MATERIAL FOR THE TASK —
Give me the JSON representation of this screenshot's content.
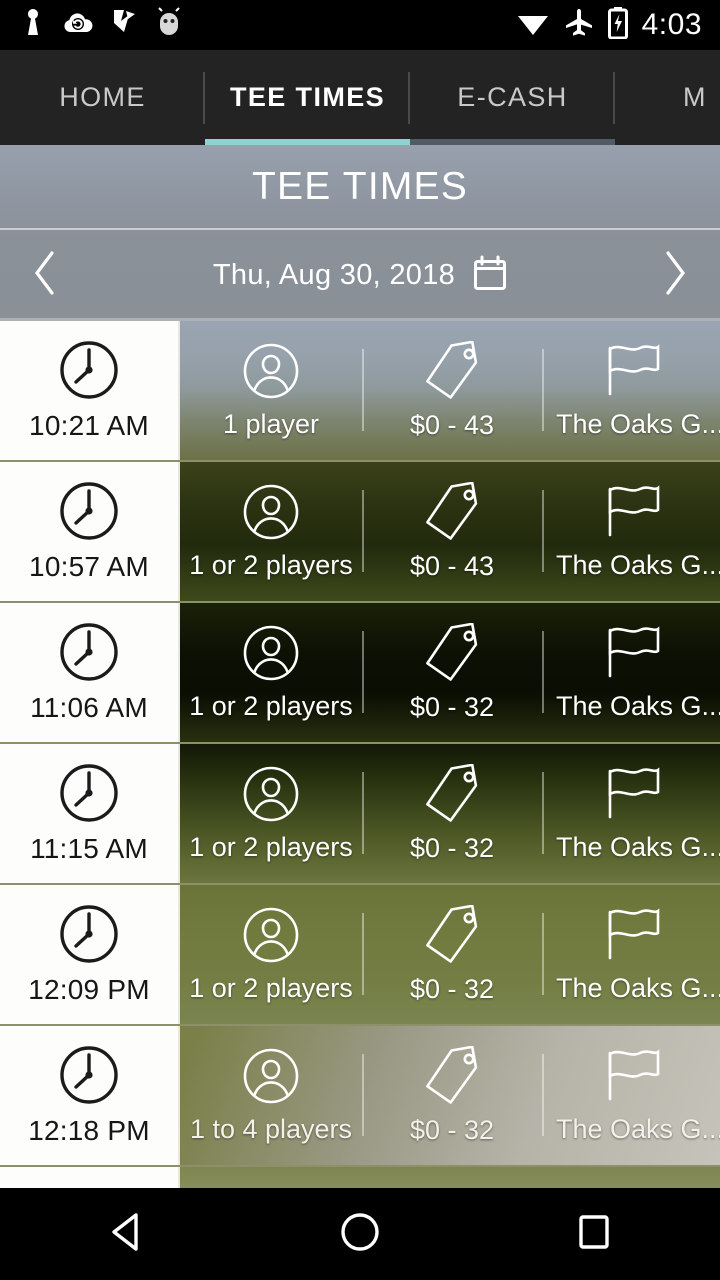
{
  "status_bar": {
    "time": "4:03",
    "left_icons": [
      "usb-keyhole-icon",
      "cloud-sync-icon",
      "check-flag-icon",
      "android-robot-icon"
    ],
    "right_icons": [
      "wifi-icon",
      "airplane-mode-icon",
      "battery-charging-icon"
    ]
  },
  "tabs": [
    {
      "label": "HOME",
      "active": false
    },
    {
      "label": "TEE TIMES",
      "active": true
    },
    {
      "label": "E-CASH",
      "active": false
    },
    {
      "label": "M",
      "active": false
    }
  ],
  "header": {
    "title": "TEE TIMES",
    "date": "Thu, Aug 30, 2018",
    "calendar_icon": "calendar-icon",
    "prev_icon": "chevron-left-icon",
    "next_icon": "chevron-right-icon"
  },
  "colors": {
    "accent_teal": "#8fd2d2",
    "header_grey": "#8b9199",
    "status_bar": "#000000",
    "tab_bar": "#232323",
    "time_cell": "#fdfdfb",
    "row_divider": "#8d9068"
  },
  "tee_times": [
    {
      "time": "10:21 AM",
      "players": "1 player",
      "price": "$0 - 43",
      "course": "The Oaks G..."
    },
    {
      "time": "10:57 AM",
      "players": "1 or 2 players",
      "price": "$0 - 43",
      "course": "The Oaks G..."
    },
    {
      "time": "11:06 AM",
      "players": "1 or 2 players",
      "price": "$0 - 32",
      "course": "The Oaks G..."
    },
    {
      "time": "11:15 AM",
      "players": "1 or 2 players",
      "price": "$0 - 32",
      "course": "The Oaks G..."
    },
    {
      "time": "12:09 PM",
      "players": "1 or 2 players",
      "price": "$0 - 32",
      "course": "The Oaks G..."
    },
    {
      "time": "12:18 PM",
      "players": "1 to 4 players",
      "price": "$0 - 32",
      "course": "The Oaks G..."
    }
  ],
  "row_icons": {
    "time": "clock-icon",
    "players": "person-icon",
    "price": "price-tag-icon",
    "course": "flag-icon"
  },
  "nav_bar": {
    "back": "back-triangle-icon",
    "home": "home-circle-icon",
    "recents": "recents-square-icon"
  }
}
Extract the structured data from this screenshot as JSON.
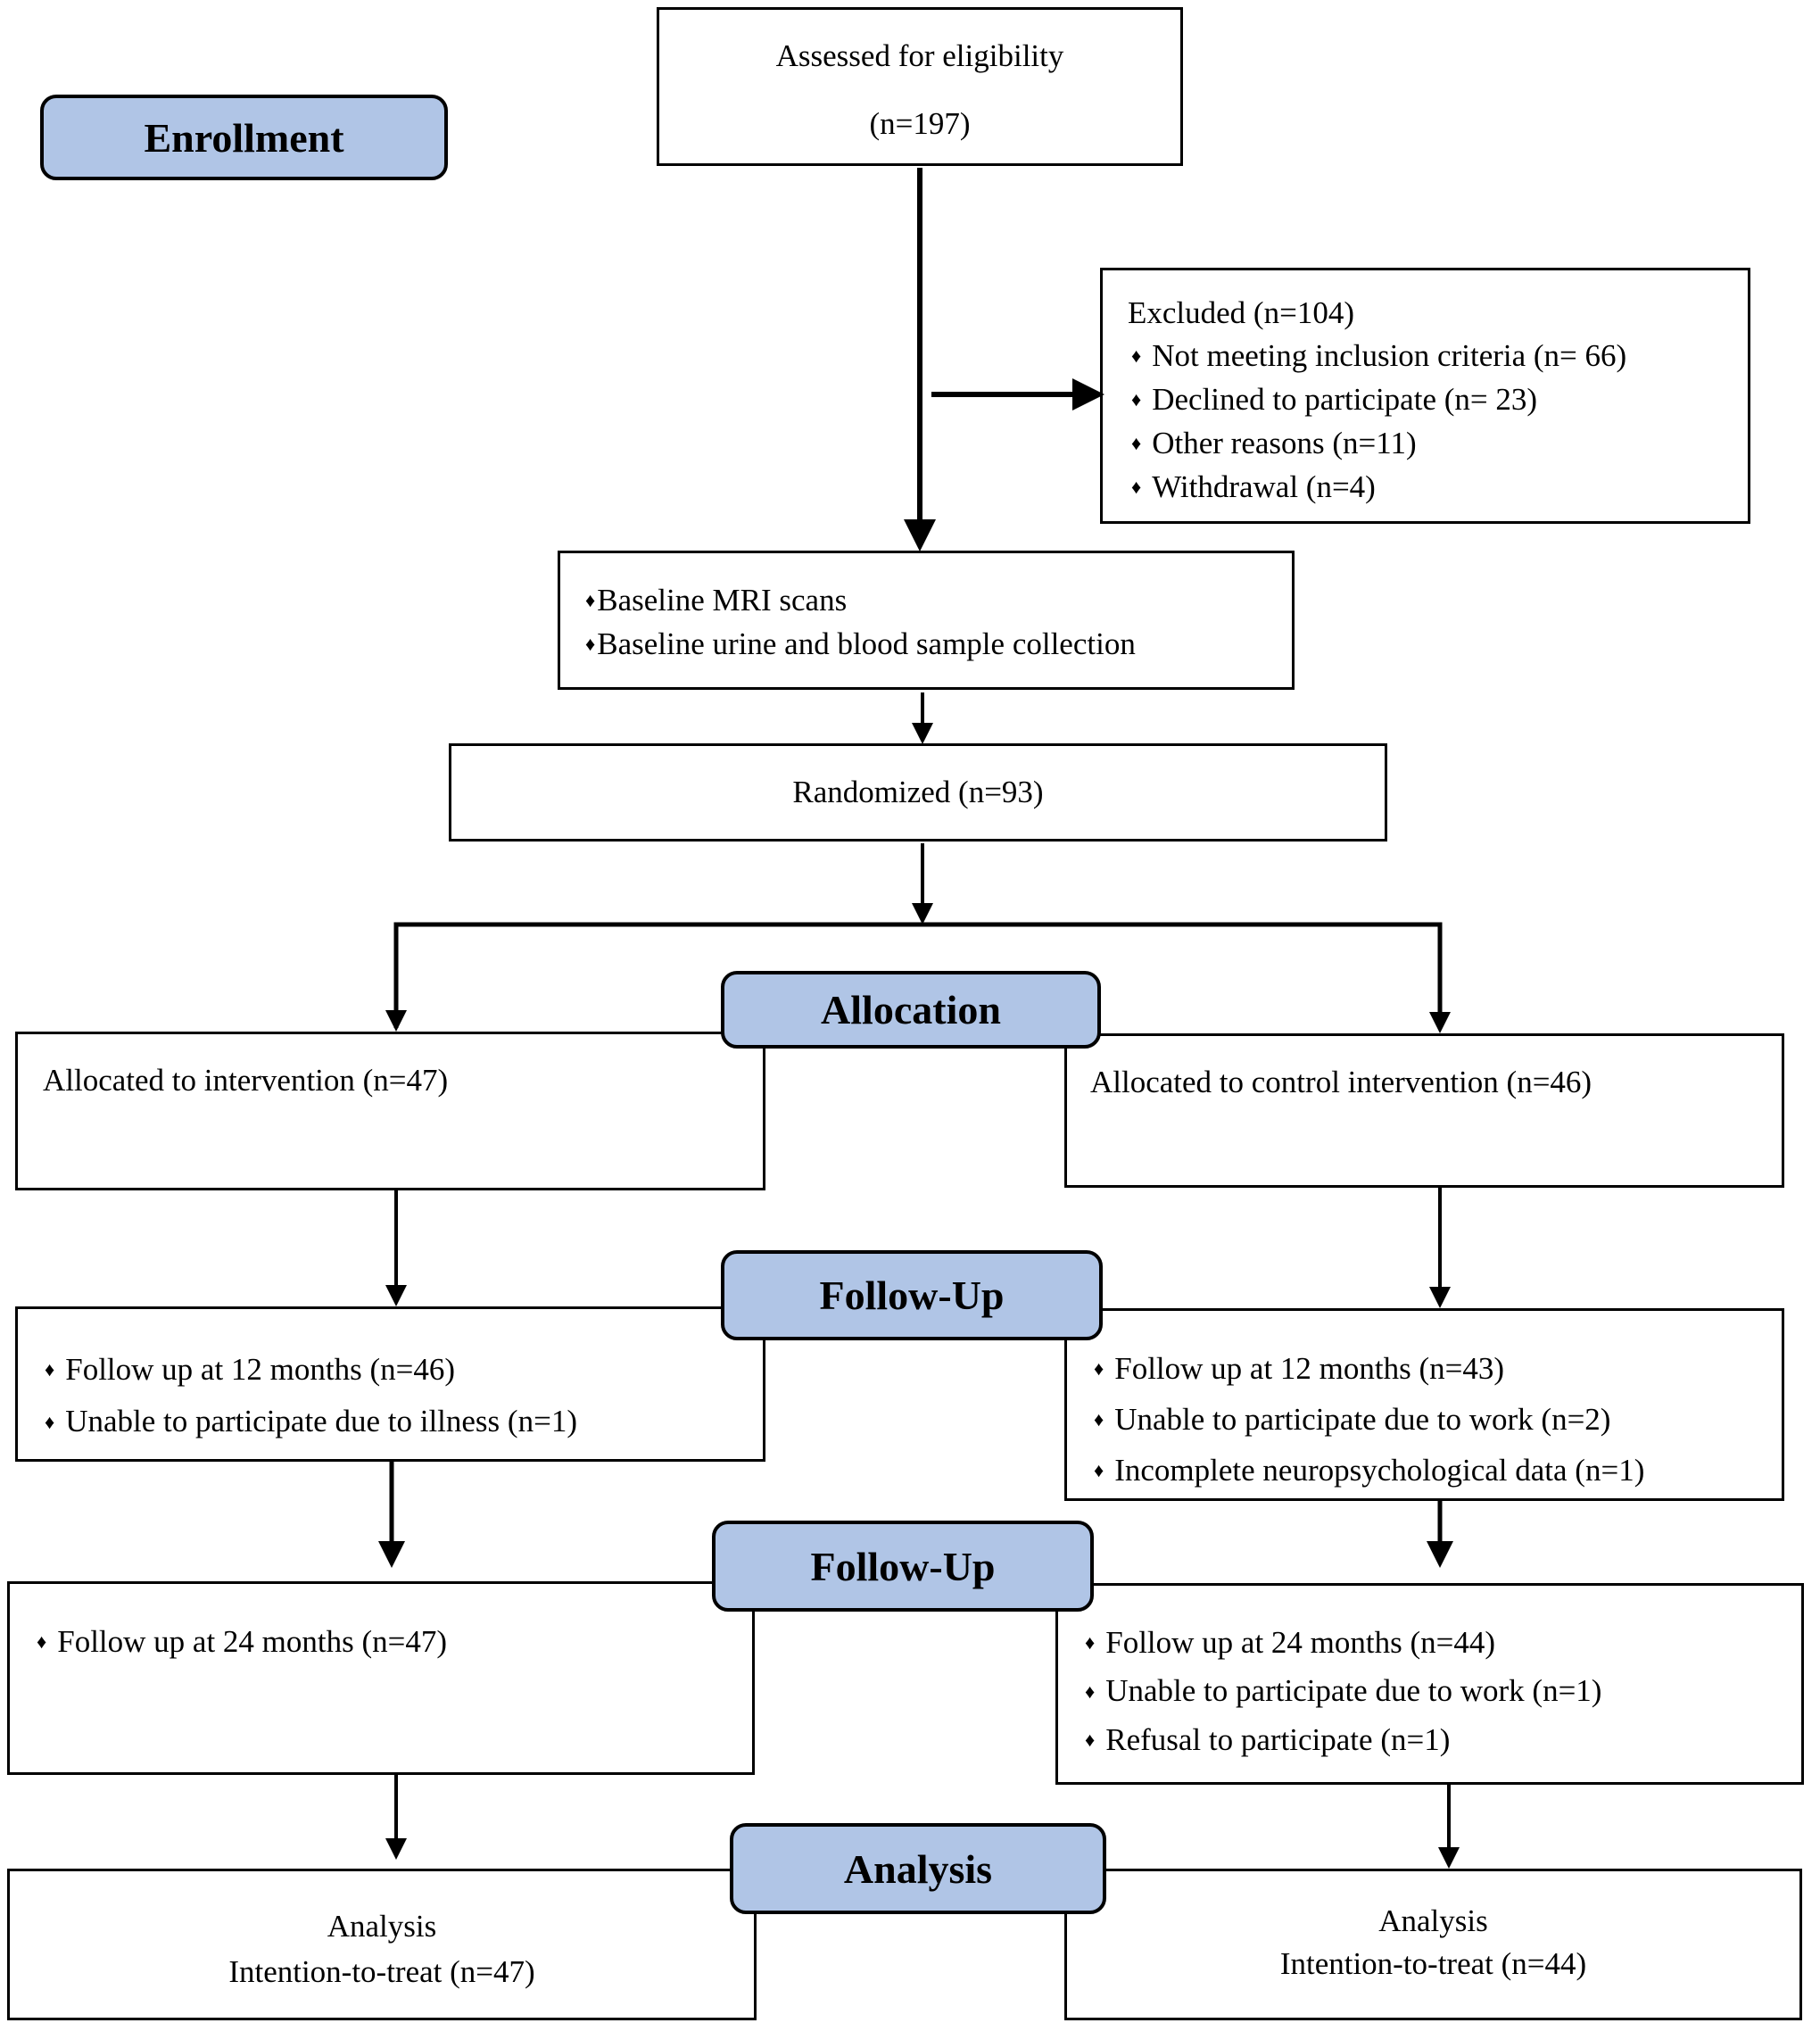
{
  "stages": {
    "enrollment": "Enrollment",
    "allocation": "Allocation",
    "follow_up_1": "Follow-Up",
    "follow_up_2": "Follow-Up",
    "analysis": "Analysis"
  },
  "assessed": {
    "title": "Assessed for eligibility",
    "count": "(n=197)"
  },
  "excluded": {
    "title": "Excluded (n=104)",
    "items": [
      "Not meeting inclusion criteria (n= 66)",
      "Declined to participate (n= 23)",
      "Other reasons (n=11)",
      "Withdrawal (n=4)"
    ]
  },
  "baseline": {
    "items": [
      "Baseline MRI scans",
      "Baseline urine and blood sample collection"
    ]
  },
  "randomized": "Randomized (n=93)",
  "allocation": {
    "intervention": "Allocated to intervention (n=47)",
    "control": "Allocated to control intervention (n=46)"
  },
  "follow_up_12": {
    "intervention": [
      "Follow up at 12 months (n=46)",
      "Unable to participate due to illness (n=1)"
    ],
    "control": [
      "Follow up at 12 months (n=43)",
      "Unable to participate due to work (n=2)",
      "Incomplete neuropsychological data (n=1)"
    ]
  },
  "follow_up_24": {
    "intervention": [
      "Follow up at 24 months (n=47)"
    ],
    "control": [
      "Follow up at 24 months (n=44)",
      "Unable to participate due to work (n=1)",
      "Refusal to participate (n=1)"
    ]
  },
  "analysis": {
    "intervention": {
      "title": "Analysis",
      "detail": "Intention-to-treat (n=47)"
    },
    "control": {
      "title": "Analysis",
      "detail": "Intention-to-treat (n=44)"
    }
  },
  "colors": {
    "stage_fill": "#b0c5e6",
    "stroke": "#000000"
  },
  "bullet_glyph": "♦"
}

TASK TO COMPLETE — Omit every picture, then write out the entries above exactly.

TASK SOLUTION —
Give me the JSON representation of this screenshot's content.
{
  "status_bar": {
    "time": "4:03",
    "left_icons": [
      "usb-keyhole-icon",
      "cloud-sync-icon",
      "check-flag-icon",
      "android-robot-icon"
    ],
    "right_icons": [
      "wifi-icon",
      "airplane-mode-icon",
      "battery-charging-icon"
    ]
  },
  "tabs": [
    {
      "label": "HOME",
      "active": false
    },
    {
      "label": "TEE TIMES",
      "active": true
    },
    {
      "label": "E-CASH",
      "active": false
    },
    {
      "label": "M",
      "active": false
    }
  ],
  "header": {
    "title": "TEE TIMES",
    "date": "Thu, Aug 30, 2018",
    "calendar_icon": "calendar-icon",
    "prev_icon": "chevron-left-icon",
    "next_icon": "chevron-right-icon"
  },
  "colors": {
    "accent_teal": "#8fd2d2",
    "header_grey": "#8b9199",
    "status_bar": "#000000",
    "tab_bar": "#232323",
    "time_cell": "#fdfdfb",
    "row_divider": "#8d9068"
  },
  "tee_times": [
    {
      "time": "10:21 AM",
      "players": "1 player",
      "price": "$0 - 43",
      "course": "The Oaks G..."
    },
    {
      "time": "10:57 AM",
      "players": "1 or 2 players",
      "price": "$0 - 43",
      "course": "The Oaks G..."
    },
    {
      "time": "11:06 AM",
      "players": "1 or 2 players",
      "price": "$0 - 32",
      "course": "The Oaks G..."
    },
    {
      "time": "11:15 AM",
      "players": "1 or 2 players",
      "price": "$0 - 32",
      "course": "The Oaks G..."
    },
    {
      "time": "12:09 PM",
      "players": "1 or 2 players",
      "price": "$0 - 32",
      "course": "The Oaks G..."
    },
    {
      "time": "12:18 PM",
      "players": "1 to 4 players",
      "price": "$0 - 32",
      "course": "The Oaks G..."
    }
  ],
  "row_icons": {
    "time": "clock-icon",
    "players": "person-icon",
    "price": "price-tag-icon",
    "course": "flag-icon"
  },
  "nav_bar": {
    "back": "back-triangle-icon",
    "home": "home-circle-icon",
    "recents": "recents-square-icon"
  }
}
Extract the structured data from this screenshot as JSON.
{
  "stages": {
    "enrollment": "Enrollment",
    "allocation": "Allocation",
    "follow_up_1": "Follow-Up",
    "follow_up_2": "Follow-Up",
    "analysis": "Analysis"
  },
  "assessed": {
    "title": "Assessed for eligibility",
    "count": "(n=197)"
  },
  "excluded": {
    "title": "Excluded (n=104)",
    "items": [
      "Not meeting inclusion criteria (n= 66)",
      "Declined to participate (n= 23)",
      "Other reasons (n=11)",
      "Withdrawal (n=4)"
    ]
  },
  "baseline": {
    "items": [
      "Baseline MRI scans",
      "Baseline urine and blood sample collection"
    ]
  },
  "randomized": "Randomized (n=93)",
  "allocation": {
    "intervention": "Allocated to intervention (n=47)",
    "control": "Allocated to control intervention (n=46)"
  },
  "follow_up_12": {
    "intervention": [
      "Follow up at 12 months (n=46)",
      "Unable to participate due to illness (n=1)"
    ],
    "control": [
      "Follow up at 12 months (n=43)",
      "Unable to participate due to work (n=2)",
      "Incomplete neuropsychological data (n=1)"
    ]
  },
  "follow_up_24": {
    "intervention": [
      "Follow up at 24 months (n=47)"
    ],
    "control": [
      "Follow up at 24 months (n=44)",
      "Unable to participate due to work (n=1)",
      "Refusal to participate (n=1)"
    ]
  },
  "analysis": {
    "intervention": {
      "title": "Analysis",
      "detail": "Intention-to-treat (n=47)"
    },
    "control": {
      "title": "Analysis",
      "detail": "Intention-to-treat (n=44)"
    }
  },
  "colors": {
    "stage_fill": "#b0c5e6",
    "stroke": "#000000"
  },
  "bullet_glyph": "♦"
}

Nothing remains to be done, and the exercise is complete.